A screenplay excerpt
by John Sun Lew

EXT. TOPAZ INTERNMENT CAMP, CENTRAL UTAH – DAY

TITLE CARD: Topaz Internment Camp, Central Utah, September, 1942

A convoy of busses approaches a dusty compound, ten football fields broad, containing a grid of 42 identical blocks of 12 tar-paper barracks. As their bus passes under the main arch, Danny looks through razor wire and guard towers in the fore to the snow-capped Mount Topaz.

EXT. TOPAZ – COMPOUND – DAY

Seeking Refuge

An essay by Mary Grace Bertulfo

“’One is one’s own refuge, who else could be the refuge?’ said the Buddha.” – Walpola Rahula

Monday night. 6:10 p.m. Alone.

I drove down Lake Street in our worn, twelve-year old mini-van. Hot fury heaved in my chest and shoulders and transformed into a high-pitched scream that poured out of my throat for two whole blocks. I screamed until I had no more energy. I screamed until my voice was hoarse. Had I been a superhero, Wonder Woman say, the scream would have been a siren shattering every van window.

I remember my Chinese name

An essay by Mengnan/Mary Wu in response to Co Shi An’s essay “Remember heritage, imagine identity, stop believing”

I remember my Chinese name. I remember when it was my only name.
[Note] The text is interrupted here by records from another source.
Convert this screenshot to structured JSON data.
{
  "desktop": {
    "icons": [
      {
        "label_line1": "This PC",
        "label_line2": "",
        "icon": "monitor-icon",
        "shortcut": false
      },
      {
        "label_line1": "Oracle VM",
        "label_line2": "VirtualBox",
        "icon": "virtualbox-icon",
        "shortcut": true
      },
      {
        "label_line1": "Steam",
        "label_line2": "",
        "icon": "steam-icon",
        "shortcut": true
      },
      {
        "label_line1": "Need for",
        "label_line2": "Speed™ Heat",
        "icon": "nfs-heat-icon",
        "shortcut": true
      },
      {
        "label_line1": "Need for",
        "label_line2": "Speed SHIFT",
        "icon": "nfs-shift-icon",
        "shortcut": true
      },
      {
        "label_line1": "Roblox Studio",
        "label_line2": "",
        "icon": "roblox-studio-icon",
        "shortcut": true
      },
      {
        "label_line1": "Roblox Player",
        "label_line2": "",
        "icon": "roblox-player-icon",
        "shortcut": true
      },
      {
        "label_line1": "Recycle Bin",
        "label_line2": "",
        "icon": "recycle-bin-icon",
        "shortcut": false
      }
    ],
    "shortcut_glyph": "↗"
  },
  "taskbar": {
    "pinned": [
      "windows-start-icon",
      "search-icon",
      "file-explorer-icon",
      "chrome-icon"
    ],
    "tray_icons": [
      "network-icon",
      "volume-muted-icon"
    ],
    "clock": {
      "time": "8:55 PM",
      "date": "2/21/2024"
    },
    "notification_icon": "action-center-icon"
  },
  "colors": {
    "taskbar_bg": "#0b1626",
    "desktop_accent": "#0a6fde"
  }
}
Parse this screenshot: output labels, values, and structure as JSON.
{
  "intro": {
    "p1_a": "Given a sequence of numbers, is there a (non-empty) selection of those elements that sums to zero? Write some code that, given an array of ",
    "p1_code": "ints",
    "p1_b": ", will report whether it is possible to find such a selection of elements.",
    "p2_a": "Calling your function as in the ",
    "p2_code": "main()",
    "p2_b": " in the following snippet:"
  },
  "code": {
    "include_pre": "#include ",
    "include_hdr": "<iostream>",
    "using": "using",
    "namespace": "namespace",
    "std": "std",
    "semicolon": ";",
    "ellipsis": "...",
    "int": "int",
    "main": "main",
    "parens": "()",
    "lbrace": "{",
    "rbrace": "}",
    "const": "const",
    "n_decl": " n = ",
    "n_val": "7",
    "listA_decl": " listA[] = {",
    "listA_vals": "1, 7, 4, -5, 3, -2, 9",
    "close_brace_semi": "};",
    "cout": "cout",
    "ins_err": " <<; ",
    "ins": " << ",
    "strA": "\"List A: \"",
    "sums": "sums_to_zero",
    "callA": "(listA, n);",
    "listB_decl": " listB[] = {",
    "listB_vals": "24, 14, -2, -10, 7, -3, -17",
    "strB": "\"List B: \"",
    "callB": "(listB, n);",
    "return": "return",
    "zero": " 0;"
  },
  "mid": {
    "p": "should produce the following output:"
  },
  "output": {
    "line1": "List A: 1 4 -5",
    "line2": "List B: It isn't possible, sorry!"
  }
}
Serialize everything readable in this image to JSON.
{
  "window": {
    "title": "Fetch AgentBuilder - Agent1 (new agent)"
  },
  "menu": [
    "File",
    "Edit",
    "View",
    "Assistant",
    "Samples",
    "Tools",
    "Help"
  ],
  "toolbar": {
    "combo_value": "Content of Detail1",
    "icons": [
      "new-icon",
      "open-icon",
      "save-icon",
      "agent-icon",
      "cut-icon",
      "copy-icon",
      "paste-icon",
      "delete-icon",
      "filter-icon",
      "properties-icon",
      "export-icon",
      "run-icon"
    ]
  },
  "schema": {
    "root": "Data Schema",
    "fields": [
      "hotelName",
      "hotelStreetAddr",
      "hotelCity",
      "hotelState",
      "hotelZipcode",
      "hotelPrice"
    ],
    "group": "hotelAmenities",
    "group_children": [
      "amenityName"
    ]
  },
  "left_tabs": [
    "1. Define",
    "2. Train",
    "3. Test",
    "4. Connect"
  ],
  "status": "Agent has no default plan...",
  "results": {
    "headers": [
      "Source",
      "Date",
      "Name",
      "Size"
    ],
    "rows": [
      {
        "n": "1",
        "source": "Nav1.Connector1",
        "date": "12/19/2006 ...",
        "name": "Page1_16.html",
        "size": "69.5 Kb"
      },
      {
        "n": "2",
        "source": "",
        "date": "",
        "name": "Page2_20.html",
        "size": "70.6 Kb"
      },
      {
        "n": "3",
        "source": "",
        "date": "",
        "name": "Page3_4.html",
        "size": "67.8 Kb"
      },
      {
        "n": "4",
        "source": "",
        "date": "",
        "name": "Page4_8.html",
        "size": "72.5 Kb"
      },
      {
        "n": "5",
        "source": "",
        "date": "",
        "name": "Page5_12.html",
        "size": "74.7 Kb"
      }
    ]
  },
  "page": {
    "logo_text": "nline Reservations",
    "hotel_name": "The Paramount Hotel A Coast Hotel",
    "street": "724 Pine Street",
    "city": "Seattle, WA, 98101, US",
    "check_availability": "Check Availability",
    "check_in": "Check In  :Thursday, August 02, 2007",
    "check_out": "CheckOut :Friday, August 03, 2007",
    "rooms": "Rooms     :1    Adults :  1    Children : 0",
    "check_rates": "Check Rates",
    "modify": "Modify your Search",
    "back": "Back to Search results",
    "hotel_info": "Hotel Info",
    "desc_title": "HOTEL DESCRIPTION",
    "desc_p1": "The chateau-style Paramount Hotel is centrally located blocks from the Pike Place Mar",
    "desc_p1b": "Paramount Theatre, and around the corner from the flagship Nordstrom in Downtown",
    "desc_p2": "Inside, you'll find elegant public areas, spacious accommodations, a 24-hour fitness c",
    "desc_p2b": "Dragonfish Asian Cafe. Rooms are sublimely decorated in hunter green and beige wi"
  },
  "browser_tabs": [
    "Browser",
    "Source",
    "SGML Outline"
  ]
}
My grandfather wanted a son. My grandmother gave birth to three daughters. Each daughter gave birth in the same year in Beijing. My mother, the middle daughter, was supposed to give birth to me in the middle of her two sisters. But I was 2 weeks overdue, and I broke the order of things. My two cousins were both born female before me, and I was the last hope for my grandfather.